  1. Label Claims can Make a Difference

A survey sent to 900 United States dairy consumers asked participants to rank the importance of 63 attributes/label claims to the sustainability, naturalness, or healthiness of dried dairy products. The label claim “environmentally sustainable practices” was most often perceived as sustainable, while “no artificial sweeteners, flavors, or colors” was most often perceived as healthy (Schiano et al., 2021).

  1. Antibiotic Use on Dairies

One survey of 983 adults in the United States showed that 90.7% of respondents thought antibiotic use on dairies posed some threat to human health. Additionally, 71.5% of respondents claimed they would be willing to pay more for milk from farms that do not use antibiotics (Wemette et al., 2021).

  1. What Makes Frozen Desserts Healthy?

Over 1,000 ice cream and frozen dessert consumers reported that labels such as “naturally sweetened”, “reduced sugar”, “no added sugar”, and “all natural”, as well as a short ingredient list, indicated that a frozen dessert was “healthier” (Sipple et al., 2022).

  1. Animal Welfare Concerns

A survey of 409 Brazilian dairy consumers revealed that 48.7% of respondents thought cows suffer on dairy farms. The three most common concerns were movement restriction, cow-calf separation, and excessive production or reproduction (Comin et al., 2022).

  1. Precision Livestock Farming

Consumer participants from three European countries expressed concern that data from precision livestock farming systems were vulnerable and could be misused in cyber-crimes. They also expected precision livestock farming to improve animal health and welfare (Krampe et al., 2021).

  1. Gene-editing to Improve Animal Welfare

In Brazil, 864 citizens participated in a survey about using gene-editing to improve animal welfare. Sixty percent of respondents stated that using gene-editing for increased muscle growth was not acceptable; whereas, 40% of respondents stated using gene-editing to improve heat resistance or increase polled cattle was also not acceptable (Yunes et al., 2021).

  1. Cattle Housing Systems

Over 3,600 survey respondents from eight European countries were asked to rank four different dairy cattle housing systems. Over half of respondents ranked compost bedded barns as the best housing for health, space, and comfort for cows (Waldrop et al., 2021).

  1. Animal Welfare Influences Buying Decisions

In Italy, 69% of 969 consumers reported they pay attention to animal welfare at the time of purchasing dairy products, and they mostly acquire information about animal welfare through the mass media (Rubini et al., 2021).


As we near June Dairy Month, let’s make a concerted effort to find new ways to help more people feel connected to our industry.
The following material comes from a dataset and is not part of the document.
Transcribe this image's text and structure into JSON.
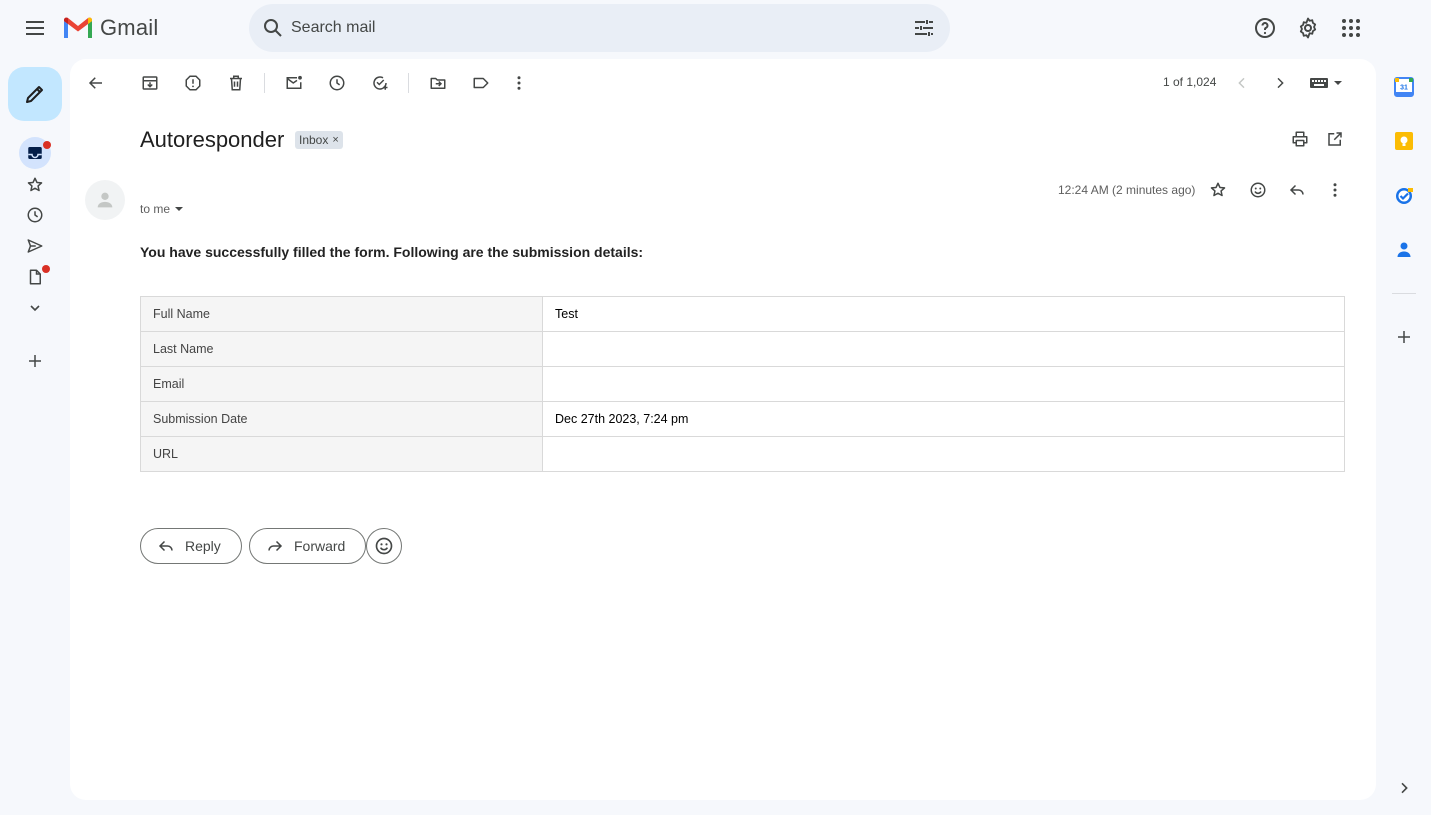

Share your story, it’s a good one!



2022 Class of CUDS Members Ready to Take the Helm

Amber Adams Progar, Copperative University Dairy Students (CUDS) Advisor


And just like that . . . a new cohort of CUDS members are trained and ready to manage the herd. We received a phenomenal pool of applicants and conducted interviews last semester. New members started training this past January and completed their training a couple of weeks ago. It is my pleasure to introduce you to our class of 2022.

Andrew Bartelheimer – President

Avery Ahearn – Reproduction

Katie Beckner – Milk Quality & Udder Health

Usha Caldwell – Finances

Holly Guest – Public Relations

Alyssa Hawley – Calves, Heifers, and Dry Cows

Doan Hoang – Calves, Heifers, and Dry Cows

Alissa Jilk – Reproduction

Rania Kraus – Sire Selection

Kaycie Leslie – Herd Health

Mary Morse – Nutrition/Feed Management

Olivia Poncia – Cow Comfort

Heston Richmond – Herd Health

Lauren Sandoval – Drugs, Supplies, and Records


We are excited to see what the next year brings for the CUDS members and herd. Welcome to our new members!


Thanks for reading our March newsletter! We’ll see you in June for our next edition!